Sugar Obesity StatsIn Oxford, a third of children have tooth decay (worse than the national average). A third of Year 6 children are overweight. And half of adults are overweight. We need to make it easier for people to choose healthy options, starting with sugar!

We’ve teamed up with the Jamie Oliver Food Foundation, Sustain and Sustainable Food Cities and are working in partnership across the city to look at what we can all do at home, in schools, in work and in shops, restaurants, cafés, vending machines and takeaways.


For children and families: Find sugar facts, swaps and tips, and shop smart using the Change4Life Sugar Smart resources.
Download the free Change4Life Food Smart app to find out how much sugar is in the food and drink your family consume every day.

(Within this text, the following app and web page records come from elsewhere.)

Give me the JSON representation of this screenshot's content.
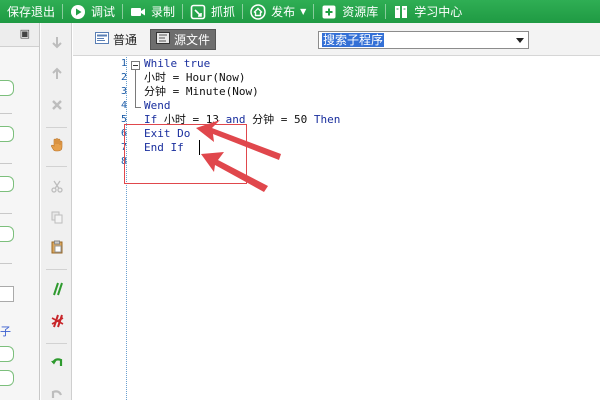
{
  "toolbar": {
    "save_exit": "保存退出",
    "debug": "调试",
    "record": "录制",
    "capture": "抓抓",
    "publish": "发布",
    "resource": "资源库",
    "learning": "学习中心"
  },
  "editor": {
    "mode_normal": "普通",
    "mode_source": "源文件",
    "proc_select_value": "搜索子程序"
  },
  "line_numbers": [
    "1",
    "2",
    "3",
    "4",
    "5",
    "6",
    "7",
    "8"
  ],
  "code": {
    "l1_kw": "While true",
    "l2": "小时 = Hour(Now)",
    "l3": "分钟 = Minute(Now)",
    "l4_kw": "Wend",
    "l5_kw_if": "If",
    "l5_mid1": " 小时 = 13 ",
    "l5_kw_and": "and",
    "l5_mid2": " 分钟 = 50 ",
    "l5_kw_then": "Then",
    "l6_kw": "Exit Do",
    "l7_kw": "End If"
  },
  "left_panel": {
    "link_text": "子"
  },
  "colors": {
    "toolbar_green": "#22a046",
    "keyword_blue": "#1a2f9e",
    "annotation_red": "#e0474c"
  }
}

For adults: Find out about sugars in our diets, tips to cut down, and labelling information on the NHS Choices website.
You can also sign up for lots of free support, tips, ideas and recipes.

For schools and colleges: Use the SUGAR SMART Assembly format, SUGAR SMART school debate format, and SUGAR SMART individual challenge record, as well as the Change4Life Food Scanner app.

For organisations: You can find further resources on the Public Health Promotion Resource Unit webpage.

Who’s involved?

Sustainable Food City Logo Cyan SmallGood Food Oxford Logo rotatedA project of Good Food Oxford, Oxford City Council, Cherwell District Council, West Oxfordshire District Council, South Oxfordshire District Council, Vale of White Horse District Council, Oxfordshire County Council, Community Dental Services Oxfordshire, Oxfordshire Clinical Commissioning Group and Oxfordshire Workplace Wellbeing Network.

Find out more about Good Food Oxford.